Daniel Green finds purpose in secretly designing and creating crop circles within a secret organization who have field agents across the country. On his significant fifteenth crop circle, he feels drawn to the family of the farmer who hired him, and his life may just find another purpose. Boyce carefully presents the process of designing and making the crop circles, delving into the psyches of those who choose to do this work, and offering very human reasons for their hire. I received a copy of this wonderful story from the author’s agent Eric Smith for an honest review, and I highly recommend this book.
Pedro’s life on his family farm turns into a nightmare when guerrillas execute his father and banish his mother from their home. Vowing revenge, he joins the Autodefensas, a paramilitary group fighting the guerrillas, discreetly alongside the state military, and inculcates himself into hierarchical politics toward his hidden agenda of vengeance. Young represents a no-win situation for a teenage boy in a village that’s essentially a war-zone based on greed disguised as ideology. The author writes from a well-researched position of direct observation and interviews with real-life child soldiers, though the perspective must remain that of a white westerner. Young co-founded a foundation to rehabilitate and resocialize former child soldiers, using his residence in Bogota as headquarters and tithing royalties from this novel to the foundation. Read about his history and connections here: https://www.goodreads.com/author/show/24214.Rusty_Young. As a novel, this is a compelling story of terror, self-redemption, romance, and familial obligations, evoking awareness of these child soldiers. I received a digital copy of this well-written story from the publisher Bantam through NetGalley.

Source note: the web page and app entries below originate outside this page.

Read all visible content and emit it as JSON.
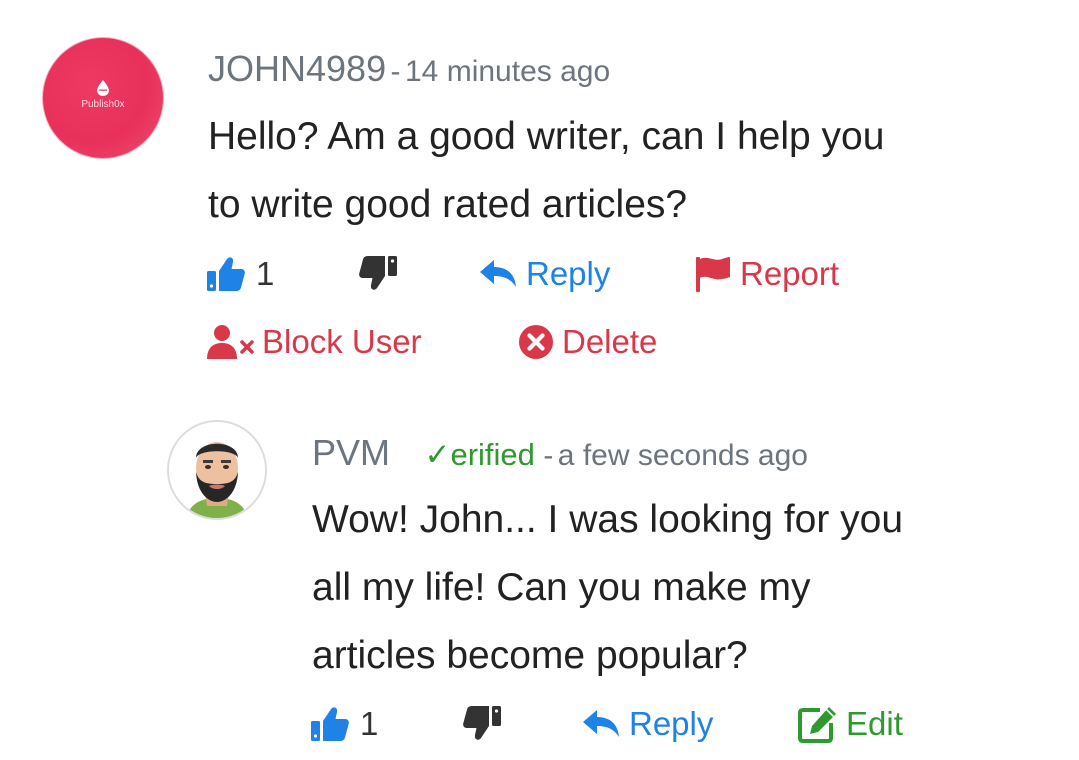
{
  "comments": [
    {
      "author": "JOHN4989",
      "separator": "-",
      "time": "14 minutes ago",
      "avatar_brand": "Publish0x",
      "lines": [
        "Hello? Am a good writer, can I help you",
        "to write good rated articles?"
      ],
      "like_count": "1",
      "actions": {
        "reply": "Reply",
        "report": "Report",
        "block": "Block User",
        "delete": "Delete"
      }
    },
    {
      "author": "PVM",
      "verified_label": "erified",
      "separator": "-",
      "time": "a few seconds ago",
      "lines": [
        "Wow! John... I was looking for you",
        "all my life! Can you make my",
        "articles become popular?"
      ],
      "like_count": "1",
      "actions": {
        "reply": "Reply",
        "edit": "Edit"
      }
    }
  ],
  "colors": {
    "link_blue": "#1f82e6",
    "danger_red": "#d93849",
    "verified_green": "#2e9a2e",
    "meta_grey": "#6c757d"
  }
}
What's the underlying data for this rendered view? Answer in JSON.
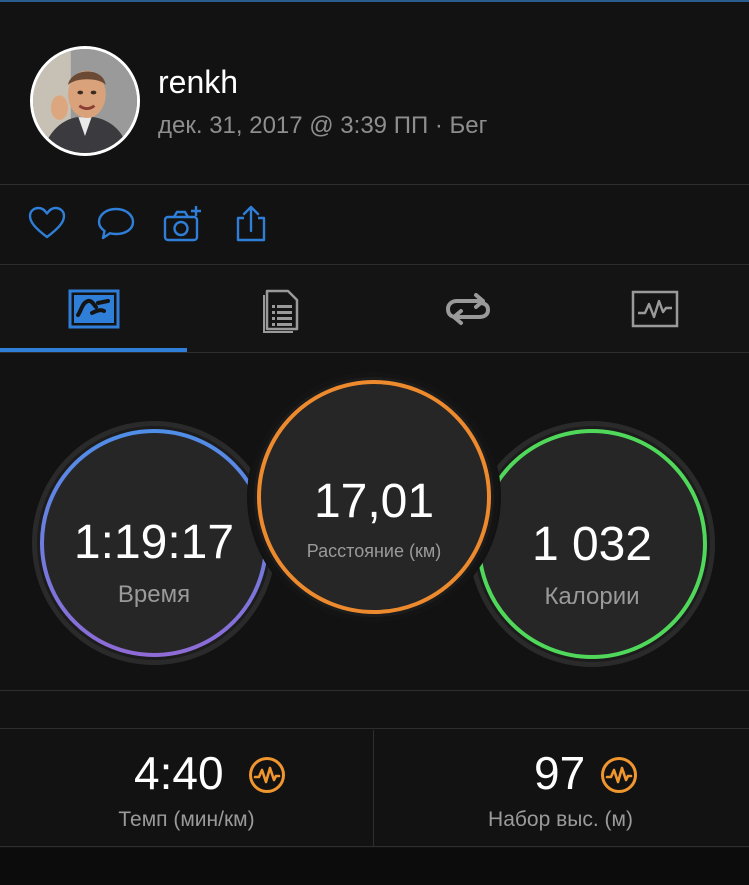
{
  "header": {
    "username": "renkh",
    "meta": "дек. 31, 2017 @ 3:39 ПП · Бег"
  },
  "actions": [
    {
      "icon": "heart-icon"
    },
    {
      "icon": "comment-icon"
    },
    {
      "icon": "add-photo-icon"
    },
    {
      "icon": "share-icon"
    }
  ],
  "tabs": [
    {
      "icon": "overview-tab-icon",
      "active": true
    },
    {
      "icon": "details-tab-icon",
      "active": false
    },
    {
      "icon": "laps-tab-icon",
      "active": false
    },
    {
      "icon": "charts-tab-icon",
      "active": false
    }
  ],
  "stats": {
    "time": {
      "value": "1:19:17",
      "label": "Время"
    },
    "distance": {
      "value": "17,01",
      "label": "Расстояние (км)"
    },
    "calories": {
      "value": "1 032",
      "label": "Калории"
    }
  },
  "bottom": {
    "pace": {
      "value": "4:40",
      "label": "Темп (мин/км)"
    },
    "elevation": {
      "value": "97",
      "label": "Набор выс. (м)"
    }
  },
  "colors": {
    "accent_blue": "#2f7ed8",
    "time_ring_start": "#4f8ee8",
    "time_ring_end": "#8e6bd6",
    "distance_ring": "#ee8a2e",
    "calories_ring": "#4fd85a",
    "hr_icon": "#f0962e"
  }
}
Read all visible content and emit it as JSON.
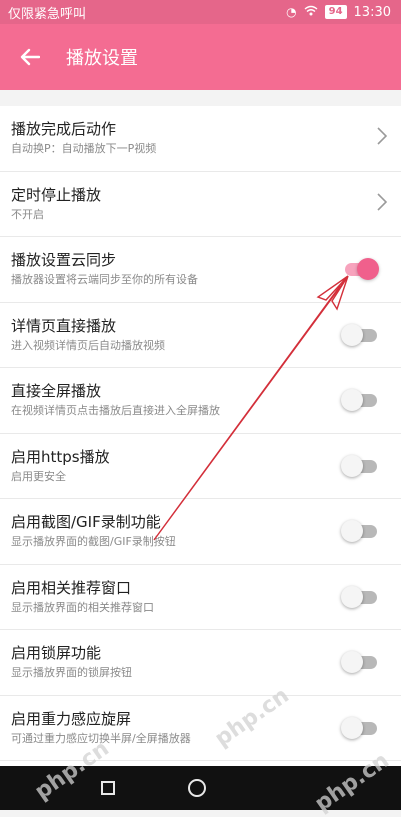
{
  "status_bar": {
    "carrier": "仅限紧急呼叫",
    "battery": "94",
    "time": "13:30",
    "icons": [
      "hd-icon",
      "wifi-icon",
      "battery-icon"
    ]
  },
  "app_bar": {
    "title": "播放设置",
    "back_icon": "back-arrow-icon",
    "color": "#f46c92"
  },
  "settings": [
    {
      "title": "播放完成后动作",
      "subtitle": "自动换P：自动播放下一P视频",
      "control": "chevron"
    },
    {
      "title": "定时停止播放",
      "subtitle": "不开启",
      "control": "chevron"
    },
    {
      "title": "播放设置云同步",
      "subtitle": "播放器设置将云端同步至你的所有设备",
      "control": "toggle",
      "on": true
    },
    {
      "title": "详情页直接播放",
      "subtitle": "进入视频详情页后自动播放视频",
      "control": "toggle",
      "on": false
    },
    {
      "title": "直接全屏播放",
      "subtitle": "在视频详情页点击播放后直接进入全屏播放",
      "control": "toggle",
      "on": false
    },
    {
      "title": "启用https播放",
      "subtitle": "启用更安全",
      "control": "toggle",
      "on": false
    },
    {
      "title": "启用截图/GIF录制功能",
      "subtitle": "显示播放界面的截图/GIF录制按钮",
      "control": "toggle",
      "on": false
    },
    {
      "title": "启用相关推荐窗口",
      "subtitle": "显示播放界面的相关推荐窗口",
      "control": "toggle",
      "on": false
    },
    {
      "title": "启用锁屏功能",
      "subtitle": "显示播放界面的锁屏按钮",
      "control": "toggle",
      "on": false
    },
    {
      "title": "启用重力感应旋屏",
      "subtitle": "可通过重力感应切换半屏/全屏播放器",
      "control": "toggle",
      "on": false
    }
  ],
  "nav_bar": {
    "icons": [
      "recents-square-icon",
      "home-circle-icon"
    ]
  },
  "annotation": {
    "shape": "red-arrow",
    "color": "#d32f3a",
    "points_to": "播放设置云同步"
  },
  "watermark": "php.cn"
}
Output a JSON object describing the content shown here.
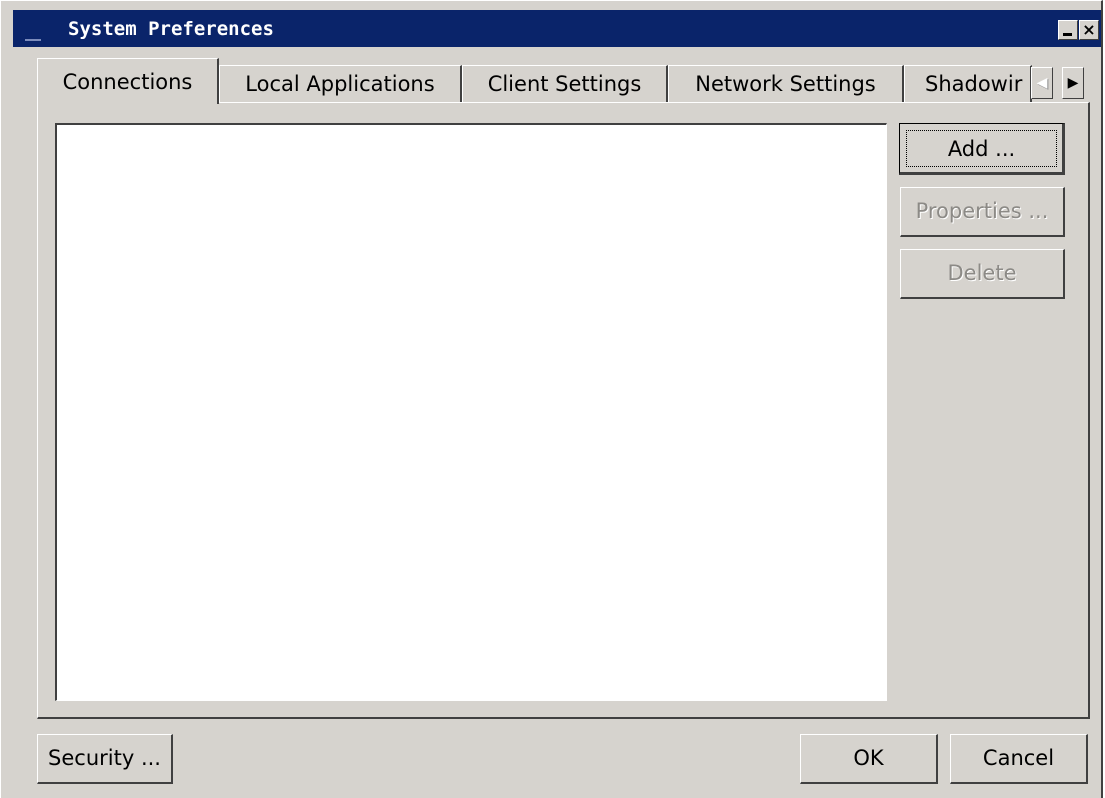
{
  "window": {
    "title": "System Preferences",
    "minimize_label": "_",
    "close_label": "×"
  },
  "tabs": [
    {
      "label": "Connections",
      "active": true
    },
    {
      "label": "Local Applications",
      "active": false
    },
    {
      "label": "Client Settings",
      "active": false
    },
    {
      "label": "Network Settings",
      "active": false
    },
    {
      "label": "Shadowir",
      "active": false
    }
  ],
  "tab_scroll": {
    "left_icon": "triangle-left",
    "left_glyph": "◀",
    "right_icon": "triangle-right",
    "right_glyph": "▶"
  },
  "connections": {
    "items": [],
    "buttons": {
      "add": "Add ...",
      "properties": "Properties ...",
      "delete": "Delete"
    }
  },
  "footer": {
    "security": "Security ...",
    "ok": "OK",
    "cancel": "Cancel"
  },
  "colors": {
    "titlebar": "#0a246a",
    "face": "#d6d3ce",
    "disabled_text": "#8c8a86"
  }
}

A product of her decisions within a harsh justice system, Jazz does her best to protect her little brother Joaquin from his adopted (her foster) mother’s irresponsible religious response to his diabetes. Approached by a vigilante via phone, she resists at first, but gives in to the exchange of murders, though her first two attempts are thwarted, and she is then targeted. That the killings are obvious murders belie the idea that there’s an elaborate secret killing machination in place, especially since it does not seem to include an effective contingency plan. I received a digital copy from the publisher Mira Books through NetGalley, my request based on my appreciation for her previous book Hunting Annabelle, which I found brilliant.